Task requirements: Copy out each line of the material below that holds the string "active".

─── Task inputs

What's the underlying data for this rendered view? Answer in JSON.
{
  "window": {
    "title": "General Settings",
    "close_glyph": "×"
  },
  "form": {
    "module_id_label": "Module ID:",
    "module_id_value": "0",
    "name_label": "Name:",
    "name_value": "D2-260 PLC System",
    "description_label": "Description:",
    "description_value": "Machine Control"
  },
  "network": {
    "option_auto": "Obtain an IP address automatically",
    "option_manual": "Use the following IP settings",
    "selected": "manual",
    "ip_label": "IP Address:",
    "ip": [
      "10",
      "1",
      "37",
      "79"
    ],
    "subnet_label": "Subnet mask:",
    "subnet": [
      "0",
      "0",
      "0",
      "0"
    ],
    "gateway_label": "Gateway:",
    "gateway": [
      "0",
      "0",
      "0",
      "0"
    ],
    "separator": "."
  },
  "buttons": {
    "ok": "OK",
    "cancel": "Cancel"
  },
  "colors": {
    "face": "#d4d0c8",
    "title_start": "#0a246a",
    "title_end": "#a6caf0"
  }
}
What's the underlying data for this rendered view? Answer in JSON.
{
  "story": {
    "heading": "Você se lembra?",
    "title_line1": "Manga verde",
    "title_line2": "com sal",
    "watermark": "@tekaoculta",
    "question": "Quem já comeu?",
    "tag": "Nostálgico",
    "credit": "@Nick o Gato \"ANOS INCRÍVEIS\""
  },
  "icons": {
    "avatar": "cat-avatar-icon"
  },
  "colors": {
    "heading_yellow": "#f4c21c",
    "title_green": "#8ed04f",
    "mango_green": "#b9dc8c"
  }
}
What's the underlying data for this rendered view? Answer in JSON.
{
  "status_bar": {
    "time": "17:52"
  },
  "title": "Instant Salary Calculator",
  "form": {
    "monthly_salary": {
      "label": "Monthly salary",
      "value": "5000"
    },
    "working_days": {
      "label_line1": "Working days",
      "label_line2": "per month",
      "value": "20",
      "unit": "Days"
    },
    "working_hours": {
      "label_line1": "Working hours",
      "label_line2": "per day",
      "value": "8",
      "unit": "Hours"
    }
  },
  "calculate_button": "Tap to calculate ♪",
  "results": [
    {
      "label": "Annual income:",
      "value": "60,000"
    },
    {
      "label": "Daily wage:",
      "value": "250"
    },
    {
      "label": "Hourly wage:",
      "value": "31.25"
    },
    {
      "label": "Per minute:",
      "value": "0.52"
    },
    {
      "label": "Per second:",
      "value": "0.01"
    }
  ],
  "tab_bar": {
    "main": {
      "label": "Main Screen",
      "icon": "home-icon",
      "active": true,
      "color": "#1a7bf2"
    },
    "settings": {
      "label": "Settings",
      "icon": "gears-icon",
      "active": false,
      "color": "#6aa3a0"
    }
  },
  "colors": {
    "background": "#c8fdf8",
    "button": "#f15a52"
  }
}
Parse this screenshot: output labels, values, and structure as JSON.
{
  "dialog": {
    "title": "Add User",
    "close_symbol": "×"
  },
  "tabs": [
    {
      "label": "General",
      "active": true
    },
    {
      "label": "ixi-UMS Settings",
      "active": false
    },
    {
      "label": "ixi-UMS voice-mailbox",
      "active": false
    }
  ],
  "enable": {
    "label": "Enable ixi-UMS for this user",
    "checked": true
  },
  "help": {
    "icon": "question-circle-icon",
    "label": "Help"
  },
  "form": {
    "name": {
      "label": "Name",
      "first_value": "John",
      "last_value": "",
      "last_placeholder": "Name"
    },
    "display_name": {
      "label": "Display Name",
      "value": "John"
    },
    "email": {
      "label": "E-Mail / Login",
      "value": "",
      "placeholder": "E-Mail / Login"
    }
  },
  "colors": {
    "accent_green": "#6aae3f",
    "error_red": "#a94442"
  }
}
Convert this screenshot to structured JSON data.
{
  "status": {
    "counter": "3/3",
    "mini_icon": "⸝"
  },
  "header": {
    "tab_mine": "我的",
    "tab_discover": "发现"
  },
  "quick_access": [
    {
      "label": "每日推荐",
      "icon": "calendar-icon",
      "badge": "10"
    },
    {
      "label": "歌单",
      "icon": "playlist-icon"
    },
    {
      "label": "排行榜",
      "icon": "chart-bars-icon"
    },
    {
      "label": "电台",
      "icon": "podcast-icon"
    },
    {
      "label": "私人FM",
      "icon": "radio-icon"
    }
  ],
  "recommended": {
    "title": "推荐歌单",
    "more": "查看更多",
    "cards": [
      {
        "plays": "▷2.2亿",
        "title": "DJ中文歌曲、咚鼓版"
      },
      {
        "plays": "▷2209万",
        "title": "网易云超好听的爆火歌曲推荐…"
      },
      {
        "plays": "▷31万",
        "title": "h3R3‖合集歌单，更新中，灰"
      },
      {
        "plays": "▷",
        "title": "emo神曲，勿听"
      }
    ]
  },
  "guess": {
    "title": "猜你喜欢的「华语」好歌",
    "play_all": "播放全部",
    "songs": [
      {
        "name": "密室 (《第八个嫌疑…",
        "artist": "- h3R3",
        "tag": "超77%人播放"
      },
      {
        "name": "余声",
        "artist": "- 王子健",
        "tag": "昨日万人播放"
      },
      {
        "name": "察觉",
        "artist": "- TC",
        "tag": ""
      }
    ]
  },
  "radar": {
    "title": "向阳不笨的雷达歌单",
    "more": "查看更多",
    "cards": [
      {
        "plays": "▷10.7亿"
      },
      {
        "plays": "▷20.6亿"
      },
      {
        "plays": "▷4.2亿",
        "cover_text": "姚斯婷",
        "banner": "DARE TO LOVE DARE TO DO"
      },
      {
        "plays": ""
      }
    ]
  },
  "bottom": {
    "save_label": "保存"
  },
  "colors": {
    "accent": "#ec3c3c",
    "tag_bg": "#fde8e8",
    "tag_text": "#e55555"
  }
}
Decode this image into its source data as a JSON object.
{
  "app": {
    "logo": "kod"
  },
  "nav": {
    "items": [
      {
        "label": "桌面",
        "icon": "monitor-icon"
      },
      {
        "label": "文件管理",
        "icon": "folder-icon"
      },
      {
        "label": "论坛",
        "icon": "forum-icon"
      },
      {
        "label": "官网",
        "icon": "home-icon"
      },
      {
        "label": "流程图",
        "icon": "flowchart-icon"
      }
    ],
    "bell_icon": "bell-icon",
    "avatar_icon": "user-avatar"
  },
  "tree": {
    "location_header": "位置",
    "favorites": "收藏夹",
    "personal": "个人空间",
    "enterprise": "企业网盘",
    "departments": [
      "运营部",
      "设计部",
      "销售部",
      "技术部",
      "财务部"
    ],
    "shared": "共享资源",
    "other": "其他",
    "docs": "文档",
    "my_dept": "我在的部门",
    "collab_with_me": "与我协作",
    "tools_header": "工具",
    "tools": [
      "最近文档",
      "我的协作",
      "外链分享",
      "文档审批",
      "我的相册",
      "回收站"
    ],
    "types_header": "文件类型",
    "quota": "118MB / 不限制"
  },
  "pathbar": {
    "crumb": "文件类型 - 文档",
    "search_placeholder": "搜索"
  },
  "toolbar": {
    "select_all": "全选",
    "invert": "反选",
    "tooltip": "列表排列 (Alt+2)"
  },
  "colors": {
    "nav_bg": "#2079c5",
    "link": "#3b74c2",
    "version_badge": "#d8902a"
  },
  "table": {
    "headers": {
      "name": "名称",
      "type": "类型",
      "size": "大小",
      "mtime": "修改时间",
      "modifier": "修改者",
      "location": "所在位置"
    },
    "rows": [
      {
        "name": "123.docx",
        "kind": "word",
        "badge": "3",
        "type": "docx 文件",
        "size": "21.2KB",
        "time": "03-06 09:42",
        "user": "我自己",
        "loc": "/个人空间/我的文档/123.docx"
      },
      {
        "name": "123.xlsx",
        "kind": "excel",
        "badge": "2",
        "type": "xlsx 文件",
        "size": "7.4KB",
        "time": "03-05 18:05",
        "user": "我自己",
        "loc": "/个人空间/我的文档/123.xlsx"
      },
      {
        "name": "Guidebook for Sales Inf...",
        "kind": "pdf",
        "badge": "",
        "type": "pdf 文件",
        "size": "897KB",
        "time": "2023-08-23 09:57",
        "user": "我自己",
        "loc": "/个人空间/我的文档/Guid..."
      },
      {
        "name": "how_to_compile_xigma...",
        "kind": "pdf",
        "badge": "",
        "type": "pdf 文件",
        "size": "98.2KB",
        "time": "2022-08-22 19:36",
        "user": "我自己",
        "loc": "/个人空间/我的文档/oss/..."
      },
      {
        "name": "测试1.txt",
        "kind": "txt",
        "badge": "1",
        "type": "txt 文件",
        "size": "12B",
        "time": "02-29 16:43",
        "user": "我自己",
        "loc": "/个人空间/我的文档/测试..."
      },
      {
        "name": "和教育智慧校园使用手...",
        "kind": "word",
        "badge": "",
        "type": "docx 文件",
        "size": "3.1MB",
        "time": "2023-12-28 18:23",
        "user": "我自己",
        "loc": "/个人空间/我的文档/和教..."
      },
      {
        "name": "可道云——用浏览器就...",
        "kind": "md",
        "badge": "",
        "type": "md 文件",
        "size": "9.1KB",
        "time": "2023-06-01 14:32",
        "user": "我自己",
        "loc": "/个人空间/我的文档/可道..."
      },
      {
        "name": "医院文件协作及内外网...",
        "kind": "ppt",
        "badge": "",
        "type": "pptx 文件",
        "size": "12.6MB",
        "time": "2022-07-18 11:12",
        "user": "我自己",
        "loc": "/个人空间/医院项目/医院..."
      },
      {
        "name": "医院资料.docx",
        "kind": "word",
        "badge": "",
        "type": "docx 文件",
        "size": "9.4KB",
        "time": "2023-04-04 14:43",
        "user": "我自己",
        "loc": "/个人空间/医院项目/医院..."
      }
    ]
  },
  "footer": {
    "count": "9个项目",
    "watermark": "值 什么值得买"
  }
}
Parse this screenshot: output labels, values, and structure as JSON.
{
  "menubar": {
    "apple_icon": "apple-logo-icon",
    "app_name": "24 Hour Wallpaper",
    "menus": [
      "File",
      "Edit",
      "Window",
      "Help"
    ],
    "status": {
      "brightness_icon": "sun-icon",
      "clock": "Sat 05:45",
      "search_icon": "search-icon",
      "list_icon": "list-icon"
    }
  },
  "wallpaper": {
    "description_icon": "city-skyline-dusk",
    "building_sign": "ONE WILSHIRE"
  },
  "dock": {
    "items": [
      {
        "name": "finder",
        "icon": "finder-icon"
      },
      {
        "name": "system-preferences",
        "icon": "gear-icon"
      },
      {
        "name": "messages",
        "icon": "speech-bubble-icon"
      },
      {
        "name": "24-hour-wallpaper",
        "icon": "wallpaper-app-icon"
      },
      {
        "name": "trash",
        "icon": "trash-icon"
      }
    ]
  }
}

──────

Solution:
      "active": true,
      "active": false,
      "active": true
      "active": false
      "active": false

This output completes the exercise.